Consumer interest in the Ford F-150 rose 13 percent over the first quarter, while the Ford F-Series enjoyed a 22 percent boost. The Chevrolet Silverado finished in second place but gained 28 percent quarter-over-quarter – the largest increase of any vehicle. Trucks in general picked up steam after a bit of a down Q1, as 31 percent of all non-luxury shoppers considered a pickup in Q2.
Rounding out KBB’s top ten most considered non-luxury vehicles list were the Honda CR-V, Toyota RAV-4, Subaru Outback, Ford Super Duty, Honda Accord, Toyota Tacoma, Ford Explorer, Subaru Forester, and Toyota Camry. Overall, Toyota continued to lead the way as the most considered non-luxury brand, though it lost one percentage point over Q1 to finish with a 33 percent score.
As Ford Authority reported last week, Ford continues to gain on Toyota as the most considered brand, picking up two percentage points to score 31 percent in Q2. Both automakers have experienced production difficulties as a result of the semiconductor chip shortage in recent months, but have still managed to maintain consumer interest regardless.

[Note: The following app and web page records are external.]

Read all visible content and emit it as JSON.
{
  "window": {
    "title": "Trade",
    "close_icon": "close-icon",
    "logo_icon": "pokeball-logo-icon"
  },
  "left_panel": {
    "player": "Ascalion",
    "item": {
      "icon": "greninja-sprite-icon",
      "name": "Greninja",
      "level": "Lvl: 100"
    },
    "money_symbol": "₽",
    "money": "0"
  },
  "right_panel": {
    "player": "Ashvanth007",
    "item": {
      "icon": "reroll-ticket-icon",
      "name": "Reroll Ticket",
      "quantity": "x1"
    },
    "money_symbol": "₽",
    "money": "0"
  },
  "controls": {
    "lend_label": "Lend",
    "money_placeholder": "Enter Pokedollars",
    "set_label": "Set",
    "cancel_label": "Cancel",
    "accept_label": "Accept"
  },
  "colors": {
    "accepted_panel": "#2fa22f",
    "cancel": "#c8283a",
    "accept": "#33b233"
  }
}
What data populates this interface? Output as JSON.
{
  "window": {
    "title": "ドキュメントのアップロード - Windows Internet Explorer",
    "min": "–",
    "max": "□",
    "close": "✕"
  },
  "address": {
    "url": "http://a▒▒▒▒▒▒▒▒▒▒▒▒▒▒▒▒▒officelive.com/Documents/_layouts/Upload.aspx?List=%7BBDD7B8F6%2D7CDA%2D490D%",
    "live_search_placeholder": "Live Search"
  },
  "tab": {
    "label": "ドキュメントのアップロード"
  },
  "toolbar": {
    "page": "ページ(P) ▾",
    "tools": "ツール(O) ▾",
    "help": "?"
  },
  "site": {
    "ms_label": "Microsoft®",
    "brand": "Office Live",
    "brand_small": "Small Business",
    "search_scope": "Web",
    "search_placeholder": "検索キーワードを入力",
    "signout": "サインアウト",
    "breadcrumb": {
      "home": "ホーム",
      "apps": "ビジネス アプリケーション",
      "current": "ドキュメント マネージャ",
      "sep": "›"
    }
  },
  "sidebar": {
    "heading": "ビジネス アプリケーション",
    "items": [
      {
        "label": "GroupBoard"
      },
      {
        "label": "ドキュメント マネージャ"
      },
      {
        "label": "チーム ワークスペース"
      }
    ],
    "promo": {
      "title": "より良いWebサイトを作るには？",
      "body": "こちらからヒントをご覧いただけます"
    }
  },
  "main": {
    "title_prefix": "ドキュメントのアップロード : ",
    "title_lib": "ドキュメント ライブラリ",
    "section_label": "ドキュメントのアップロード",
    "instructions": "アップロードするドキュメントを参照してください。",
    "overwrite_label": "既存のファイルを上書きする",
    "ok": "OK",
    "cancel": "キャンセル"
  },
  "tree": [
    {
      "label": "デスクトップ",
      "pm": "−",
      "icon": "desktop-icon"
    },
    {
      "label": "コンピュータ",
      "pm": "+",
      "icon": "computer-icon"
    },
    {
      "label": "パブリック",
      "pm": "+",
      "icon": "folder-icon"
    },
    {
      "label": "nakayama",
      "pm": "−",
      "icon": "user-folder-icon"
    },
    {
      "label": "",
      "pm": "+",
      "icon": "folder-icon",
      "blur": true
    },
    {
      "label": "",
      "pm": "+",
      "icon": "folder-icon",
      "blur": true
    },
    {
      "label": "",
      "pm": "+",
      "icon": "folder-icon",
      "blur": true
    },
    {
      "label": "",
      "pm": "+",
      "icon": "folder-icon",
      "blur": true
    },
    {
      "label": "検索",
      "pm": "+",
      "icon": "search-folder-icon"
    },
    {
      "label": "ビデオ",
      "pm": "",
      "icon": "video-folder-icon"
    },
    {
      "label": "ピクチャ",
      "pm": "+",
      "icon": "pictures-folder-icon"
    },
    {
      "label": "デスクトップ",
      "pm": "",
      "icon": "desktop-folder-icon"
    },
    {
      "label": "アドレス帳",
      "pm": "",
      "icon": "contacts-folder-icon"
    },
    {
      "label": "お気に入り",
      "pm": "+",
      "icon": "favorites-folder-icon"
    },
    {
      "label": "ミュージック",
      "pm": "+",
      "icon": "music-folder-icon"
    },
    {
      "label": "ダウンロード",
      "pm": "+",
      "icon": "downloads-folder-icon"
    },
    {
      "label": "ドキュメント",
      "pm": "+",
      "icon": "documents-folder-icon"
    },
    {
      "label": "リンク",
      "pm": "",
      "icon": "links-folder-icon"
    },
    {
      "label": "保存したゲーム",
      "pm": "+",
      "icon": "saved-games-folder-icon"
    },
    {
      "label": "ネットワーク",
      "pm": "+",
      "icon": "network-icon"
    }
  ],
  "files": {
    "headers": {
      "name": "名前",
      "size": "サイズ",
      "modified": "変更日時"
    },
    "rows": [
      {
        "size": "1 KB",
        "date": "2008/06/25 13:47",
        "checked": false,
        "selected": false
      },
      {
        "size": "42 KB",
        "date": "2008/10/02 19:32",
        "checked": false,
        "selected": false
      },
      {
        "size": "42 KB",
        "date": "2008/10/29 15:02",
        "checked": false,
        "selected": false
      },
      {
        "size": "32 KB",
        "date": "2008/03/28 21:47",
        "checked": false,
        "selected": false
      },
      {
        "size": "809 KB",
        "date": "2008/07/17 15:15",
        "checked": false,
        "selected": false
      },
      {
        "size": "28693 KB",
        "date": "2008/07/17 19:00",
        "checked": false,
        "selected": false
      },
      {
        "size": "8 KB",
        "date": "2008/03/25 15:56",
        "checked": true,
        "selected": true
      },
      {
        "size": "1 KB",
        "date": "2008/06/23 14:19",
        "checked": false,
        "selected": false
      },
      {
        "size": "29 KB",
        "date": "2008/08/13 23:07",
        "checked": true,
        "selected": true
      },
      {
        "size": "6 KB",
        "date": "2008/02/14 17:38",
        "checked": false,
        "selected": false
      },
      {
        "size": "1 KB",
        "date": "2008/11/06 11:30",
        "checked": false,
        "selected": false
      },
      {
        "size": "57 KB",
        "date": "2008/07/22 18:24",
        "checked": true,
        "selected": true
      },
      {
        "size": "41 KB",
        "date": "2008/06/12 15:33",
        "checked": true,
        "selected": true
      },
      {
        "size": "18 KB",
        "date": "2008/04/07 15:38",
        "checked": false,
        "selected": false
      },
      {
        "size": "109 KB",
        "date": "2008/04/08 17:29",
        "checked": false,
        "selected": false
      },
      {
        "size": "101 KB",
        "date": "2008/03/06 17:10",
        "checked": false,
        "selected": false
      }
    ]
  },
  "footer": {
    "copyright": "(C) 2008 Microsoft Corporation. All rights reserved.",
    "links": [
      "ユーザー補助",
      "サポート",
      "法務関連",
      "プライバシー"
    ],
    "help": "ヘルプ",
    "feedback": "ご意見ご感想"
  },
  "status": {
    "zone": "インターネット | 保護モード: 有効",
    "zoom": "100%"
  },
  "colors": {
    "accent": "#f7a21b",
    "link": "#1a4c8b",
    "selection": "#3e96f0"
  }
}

“As the entire automotive industry continues to grapple with the ongoing microchip shortage and related supply chain disruptions as a fallout of the global pandemic, it’s interesting to see how consumer perceptions and shopping behaviors change in some areas and how they hold steadfast in others,” said Vanessa Ton, senior industry intelligence manager for Kelley Blue Book. “Top brands like Toyota and BMW have stayed at the top of shoppers’ consideration lists, but interest in popular models has shifted and other brands are starting to close in. We also see that segment considerations fluctuated quite a bit among shoppers in response to inventory shortages.”